Broadband is not just a luxury, it's a necessity, according to a new report by In-Stat. Users from six different "lifestyle" groups in both the US and Canada were surveyed, and all six segments rated broadband "the communication service they can least live without."
The survey, which was conducted of 1,000 multi-person households split between the US and Canada, found that there is great diversity among homes with broadband in North America—much more than typically thought, according to In-Stat analyst Keith Nissen. "Interests, activities, adoption of new technology and decision making behavior are very different" between households, he told, but they all influenced the decision to use broadband at home. While it may be easy to assume that broadband is preferred most among a younger, more tech-savvy generation, older adults have unique interests and more disposable income than young households. My grandmother may not need to research the latest graphics card, but she reports that she absolutely requires broadband in order to play bridge with her friends online. Nissen says that the fact that broadband is the most valued home service among a diverse population proves that "technology adoption and attitudes can change rather rapidly, and are independent of age, income, education."
Additionally, the survey found that a great majority of broadband households in North America—72 percent—already had some sort of cable service. "Leading edge adopters of technology are rapidly becoming cable triple play customers" said Nissen, adding that those customers are going to be difficult to entice away by telcos and IPTV adoption will be slow as a result—that is, until telecoms convince customers that their broadband service is the best. Even more of those surveyed—85 percent—reportedly favor "quadruple play" service, which would provide television, voice, broadband, and wireless phone service to households. With broadband being considered an absolute necessity and over three-quarters of respondents indicating that they want to subscribe to quadruple play service, providers who are already clamoring to add triple play customers wouldn't mind throwing in another money-maker to the collection. "[Broadband] is the key to success in next-generation telecom markets," Nissen said.
To almost anyone, these findings are probably obvious. For many consumers, broadband is quickly becoming a utility, not a luxury. When moving into my most recent apartment, I had broadband days before I could take a warm shower.
What would happen if broadband was actually considered a utility by the government, though? Would it become regulated, and how would that affect customers? On one hand, most utilities such as water, gas, and electricity are services that are required for people's day-to-day living, and while some of us may try to argue otherwise, we can live without broadband. However, another service that we don't necessarily need to live is the telephone. Telephone service was once considered a utility that is still subject to government regulation in most states. If phone service was so ubiquitous that it fell under government regulation as a utility, couldn't broadband eventually get to that point as well?
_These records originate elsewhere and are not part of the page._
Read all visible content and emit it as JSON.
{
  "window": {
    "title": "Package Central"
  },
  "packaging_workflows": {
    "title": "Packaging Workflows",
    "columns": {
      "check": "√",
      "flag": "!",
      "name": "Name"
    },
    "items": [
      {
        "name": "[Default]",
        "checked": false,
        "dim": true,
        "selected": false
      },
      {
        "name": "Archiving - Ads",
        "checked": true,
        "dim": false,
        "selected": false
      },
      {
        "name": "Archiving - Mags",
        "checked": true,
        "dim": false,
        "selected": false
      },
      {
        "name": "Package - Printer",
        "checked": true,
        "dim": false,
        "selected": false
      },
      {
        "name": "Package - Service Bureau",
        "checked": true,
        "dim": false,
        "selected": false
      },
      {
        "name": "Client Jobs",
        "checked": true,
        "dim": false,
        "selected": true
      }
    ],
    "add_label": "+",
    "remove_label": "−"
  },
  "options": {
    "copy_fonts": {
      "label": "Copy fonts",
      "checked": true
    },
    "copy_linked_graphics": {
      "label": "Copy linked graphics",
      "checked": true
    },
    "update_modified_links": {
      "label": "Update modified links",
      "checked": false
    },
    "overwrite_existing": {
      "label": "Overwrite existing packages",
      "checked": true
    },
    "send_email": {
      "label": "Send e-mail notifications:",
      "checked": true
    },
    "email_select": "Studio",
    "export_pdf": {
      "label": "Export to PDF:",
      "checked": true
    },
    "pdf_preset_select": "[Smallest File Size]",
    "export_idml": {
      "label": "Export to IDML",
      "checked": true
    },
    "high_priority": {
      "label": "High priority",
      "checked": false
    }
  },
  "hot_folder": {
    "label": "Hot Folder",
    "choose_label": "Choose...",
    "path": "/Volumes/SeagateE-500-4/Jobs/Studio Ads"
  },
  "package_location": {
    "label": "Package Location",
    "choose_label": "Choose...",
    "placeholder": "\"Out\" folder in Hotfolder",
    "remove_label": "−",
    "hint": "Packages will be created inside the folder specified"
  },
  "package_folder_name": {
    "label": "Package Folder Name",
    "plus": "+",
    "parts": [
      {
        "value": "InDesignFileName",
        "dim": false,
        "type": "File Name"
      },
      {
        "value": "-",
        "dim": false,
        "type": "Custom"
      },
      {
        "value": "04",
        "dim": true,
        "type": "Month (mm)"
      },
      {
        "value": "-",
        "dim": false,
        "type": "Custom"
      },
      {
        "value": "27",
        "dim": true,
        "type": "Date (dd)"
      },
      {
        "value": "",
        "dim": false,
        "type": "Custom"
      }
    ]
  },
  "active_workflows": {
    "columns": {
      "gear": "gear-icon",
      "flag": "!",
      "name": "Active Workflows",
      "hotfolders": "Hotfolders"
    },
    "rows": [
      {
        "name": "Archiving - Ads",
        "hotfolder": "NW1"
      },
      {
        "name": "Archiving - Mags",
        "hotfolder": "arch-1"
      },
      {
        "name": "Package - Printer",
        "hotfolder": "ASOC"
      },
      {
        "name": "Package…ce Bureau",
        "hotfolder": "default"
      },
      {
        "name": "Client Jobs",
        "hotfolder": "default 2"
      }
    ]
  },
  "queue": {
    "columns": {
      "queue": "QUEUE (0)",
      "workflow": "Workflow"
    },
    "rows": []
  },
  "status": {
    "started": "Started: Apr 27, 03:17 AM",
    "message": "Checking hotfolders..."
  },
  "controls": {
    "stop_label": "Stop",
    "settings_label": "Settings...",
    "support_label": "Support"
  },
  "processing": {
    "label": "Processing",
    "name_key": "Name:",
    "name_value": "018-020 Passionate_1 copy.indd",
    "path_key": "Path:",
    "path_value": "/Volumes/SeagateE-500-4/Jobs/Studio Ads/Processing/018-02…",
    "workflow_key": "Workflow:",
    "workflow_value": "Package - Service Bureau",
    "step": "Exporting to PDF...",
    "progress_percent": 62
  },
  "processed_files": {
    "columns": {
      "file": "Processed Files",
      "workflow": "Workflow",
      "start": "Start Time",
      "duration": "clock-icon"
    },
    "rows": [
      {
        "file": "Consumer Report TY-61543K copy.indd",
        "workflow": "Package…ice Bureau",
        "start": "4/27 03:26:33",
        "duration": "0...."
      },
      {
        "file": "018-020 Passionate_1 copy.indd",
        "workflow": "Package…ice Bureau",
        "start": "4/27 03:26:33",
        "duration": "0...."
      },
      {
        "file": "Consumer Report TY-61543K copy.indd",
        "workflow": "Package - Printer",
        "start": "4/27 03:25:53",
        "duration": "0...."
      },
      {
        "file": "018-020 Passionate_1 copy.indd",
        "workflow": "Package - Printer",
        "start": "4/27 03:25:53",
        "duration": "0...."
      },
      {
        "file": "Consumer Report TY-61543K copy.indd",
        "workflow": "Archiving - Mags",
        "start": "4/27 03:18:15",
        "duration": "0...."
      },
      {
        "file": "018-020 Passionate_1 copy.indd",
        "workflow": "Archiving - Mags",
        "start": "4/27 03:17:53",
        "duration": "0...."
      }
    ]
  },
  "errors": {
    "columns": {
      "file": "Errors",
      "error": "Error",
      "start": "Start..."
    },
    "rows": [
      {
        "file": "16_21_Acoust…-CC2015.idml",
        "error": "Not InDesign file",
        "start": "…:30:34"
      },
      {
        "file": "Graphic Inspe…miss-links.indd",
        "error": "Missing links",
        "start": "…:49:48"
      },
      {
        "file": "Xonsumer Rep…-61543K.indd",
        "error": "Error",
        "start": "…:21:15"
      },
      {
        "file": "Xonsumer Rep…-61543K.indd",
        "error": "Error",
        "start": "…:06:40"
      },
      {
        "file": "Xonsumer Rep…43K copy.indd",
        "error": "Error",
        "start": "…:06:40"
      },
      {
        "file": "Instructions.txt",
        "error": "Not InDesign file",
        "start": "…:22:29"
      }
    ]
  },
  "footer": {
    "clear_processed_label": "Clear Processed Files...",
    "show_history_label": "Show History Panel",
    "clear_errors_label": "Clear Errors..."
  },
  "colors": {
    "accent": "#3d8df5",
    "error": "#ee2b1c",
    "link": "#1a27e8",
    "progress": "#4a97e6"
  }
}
Proponents of broadband regulation argue that broadband as a utility would mean the government would work to ensure that access reaches everywhere, including rural areas that would otherwise not get broadband access due to the low ROI in implementing it there. Opponents to broadband regulation fear that the costs of installing it in these sparsely-populated areas will just be passed onto customers in metropolitan areas in the form of hidden fees—"However they can legally recoup it, they will," one broadband user said.